__WHAT THE TASK REQUIRES__. Images should be omitted while the rest of the data is duplicated exactly.
--- START ---
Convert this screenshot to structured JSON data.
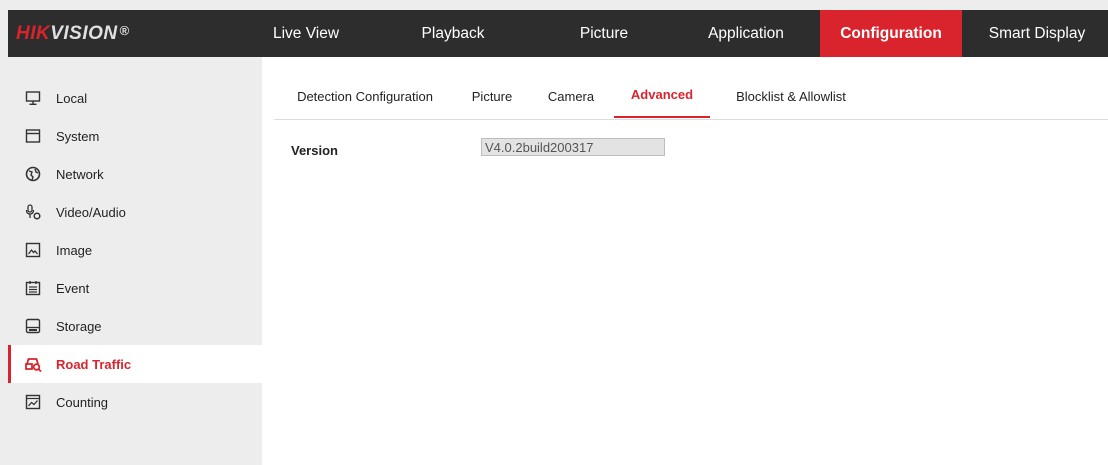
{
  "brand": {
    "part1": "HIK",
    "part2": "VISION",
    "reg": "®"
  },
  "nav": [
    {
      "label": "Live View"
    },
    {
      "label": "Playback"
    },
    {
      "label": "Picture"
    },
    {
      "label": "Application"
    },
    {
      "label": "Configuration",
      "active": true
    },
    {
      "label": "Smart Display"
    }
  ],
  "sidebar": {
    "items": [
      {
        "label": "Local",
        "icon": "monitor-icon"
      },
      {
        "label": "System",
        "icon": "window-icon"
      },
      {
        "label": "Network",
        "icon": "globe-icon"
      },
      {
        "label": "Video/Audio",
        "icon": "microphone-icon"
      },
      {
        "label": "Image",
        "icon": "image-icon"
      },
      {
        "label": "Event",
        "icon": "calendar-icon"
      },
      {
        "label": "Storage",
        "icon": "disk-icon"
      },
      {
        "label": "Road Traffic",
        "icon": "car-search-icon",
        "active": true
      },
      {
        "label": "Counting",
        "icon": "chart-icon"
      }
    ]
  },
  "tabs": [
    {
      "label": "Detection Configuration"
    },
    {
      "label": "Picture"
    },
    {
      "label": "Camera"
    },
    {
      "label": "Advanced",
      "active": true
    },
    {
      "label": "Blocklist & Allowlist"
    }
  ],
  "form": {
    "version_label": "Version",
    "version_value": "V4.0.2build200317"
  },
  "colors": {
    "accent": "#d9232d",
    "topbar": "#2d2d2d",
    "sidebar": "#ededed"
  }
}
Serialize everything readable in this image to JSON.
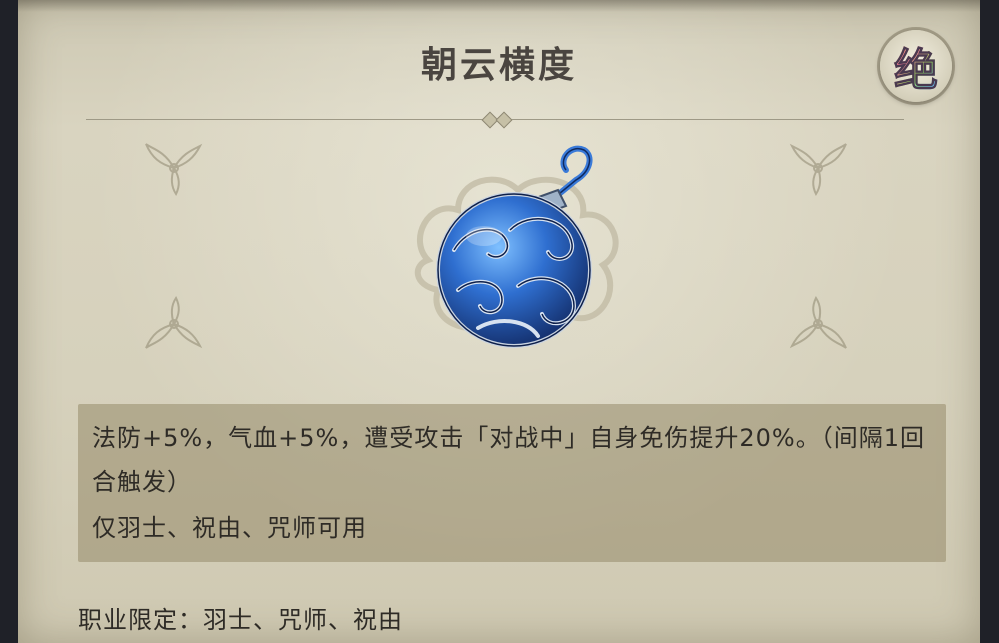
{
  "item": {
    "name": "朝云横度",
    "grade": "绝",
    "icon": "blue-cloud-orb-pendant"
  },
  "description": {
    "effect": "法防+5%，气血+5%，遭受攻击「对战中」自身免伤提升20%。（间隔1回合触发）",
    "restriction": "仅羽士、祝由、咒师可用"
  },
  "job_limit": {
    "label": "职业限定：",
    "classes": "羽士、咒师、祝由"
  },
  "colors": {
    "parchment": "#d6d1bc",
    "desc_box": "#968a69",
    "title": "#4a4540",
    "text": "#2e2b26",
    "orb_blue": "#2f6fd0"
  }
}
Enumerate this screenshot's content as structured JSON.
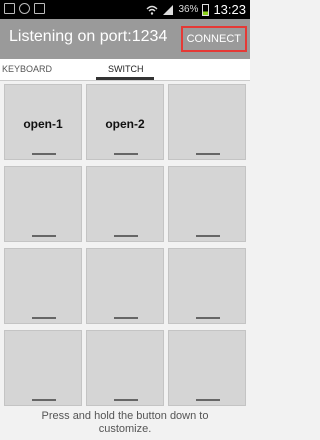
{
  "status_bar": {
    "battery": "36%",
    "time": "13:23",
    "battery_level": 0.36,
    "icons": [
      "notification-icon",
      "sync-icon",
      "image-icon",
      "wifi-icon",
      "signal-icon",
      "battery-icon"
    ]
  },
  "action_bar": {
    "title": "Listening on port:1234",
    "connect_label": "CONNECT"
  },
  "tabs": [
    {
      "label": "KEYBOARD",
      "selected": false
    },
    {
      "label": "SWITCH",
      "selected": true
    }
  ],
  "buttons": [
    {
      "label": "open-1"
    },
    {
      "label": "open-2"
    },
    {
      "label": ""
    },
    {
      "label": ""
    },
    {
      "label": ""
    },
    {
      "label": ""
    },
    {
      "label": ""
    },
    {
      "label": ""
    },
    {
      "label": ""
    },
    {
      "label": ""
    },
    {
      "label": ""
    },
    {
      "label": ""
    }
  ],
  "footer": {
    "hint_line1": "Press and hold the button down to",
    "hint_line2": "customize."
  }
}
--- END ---
__WRITTEN REPLY__.
Convert this screenshot to structured JSON data.
{
  "brand": {
    "part1": "HIK",
    "part2": "VISION",
    "reg": "®"
  },
  "nav": [
    {
      "label": "Live View"
    },
    {
      "label": "Playback"
    },
    {
      "label": "Picture"
    },
    {
      "label": "Application"
    },
    {
      "label": "Configuration",
      "active": true
    },
    {
      "label": "Smart Display"
    }
  ],
  "sidebar": {
    "items": [
      {
        "label": "Local",
        "icon": "monitor-icon"
      },
      {
        "label": "System",
        "icon": "window-icon"
      },
      {
        "label": "Network",
        "icon": "globe-icon"
      },
      {
        "label": "Video/Audio",
        "icon": "microphone-icon"
      },
      {
        "label": "Image",
        "icon": "image-icon"
      },
      {
        "label": "Event",
        "icon": "calendar-icon"
      },
      {
        "label": "Storage",
        "icon": "disk-icon"
      },
      {
        "label": "Road Traffic",
        "icon": "car-search-icon",
        "active": true
      },
      {
        "label": "Counting",
        "icon": "chart-icon"
      }
    ]
  },
  "tabs": [
    {
      "label": "Detection Configuration"
    },
    {
      "label": "Picture"
    },
    {
      "label": "Camera"
    },
    {
      "label": "Advanced",
      "active": true
    },
    {
      "label": "Blocklist & Allowlist"
    }
  ],
  "form": {
    "version_label": "Version",
    "version_value": "V4.0.2build200317"
  },
  "colors": {
    "accent": "#d9232d",
    "topbar": "#2d2d2d",
    "sidebar": "#ededed"
  }
}
Serialize everything readable in this image to JSON.
{
  "item": {
    "name": "朝云横度",
    "grade": "绝",
    "icon": "blue-cloud-orb-pendant"
  },
  "description": {
    "effect": "法防+5%，气血+5%，遭受攻击「对战中」自身免伤提升20%。（间隔1回合触发）",
    "restriction": "仅羽士、祝由、咒师可用"
  },
  "job_limit": {
    "label": "职业限定：",
    "classes": "羽士、咒师、祝由"
  },
  "colors": {
    "parchment": "#d6d1bc",
    "desc_box": "#968a69",
    "title": "#4a4540",
    "text": "#2e2b26",
    "orb_blue": "#2f6fd0"
  }
}
Enumerate this screenshot's content as structured JSON.
{
  "status_bar": {
    "battery": "36%",
    "time": "13:23",
    "battery_level": 0.36,
    "icons": [
      "notification-icon",
      "sync-icon",
      "image-icon",
      "wifi-icon",
      "signal-icon",
      "battery-icon"
    ]
  },
  "action_bar": {
    "title": "Listening on port:1234",
    "connect_label": "CONNECT"
  },
  "tabs": [
    {
      "label": "KEYBOARD",
      "selected": false
    },
    {
      "label": "SWITCH",
      "selected": true
    }
  ],
  "buttons": [
    {
      "label": "open-1"
    },
    {
      "label": "open-2"
    },
    {
      "label": ""
    },
    {
      "label": ""
    },
    {
      "label": ""
    },
    {
      "label": ""
    },
    {
      "label": ""
    },
    {
      "label": ""
    },
    {
      "label": ""
    },
    {
      "label": ""
    },
    {
      "label": ""
    },
    {
      "label": ""
    }
  ],
  "footer": {
    "hint_line1": "Press and hold the button down to",
    "hint_line2": "customize."
  }
}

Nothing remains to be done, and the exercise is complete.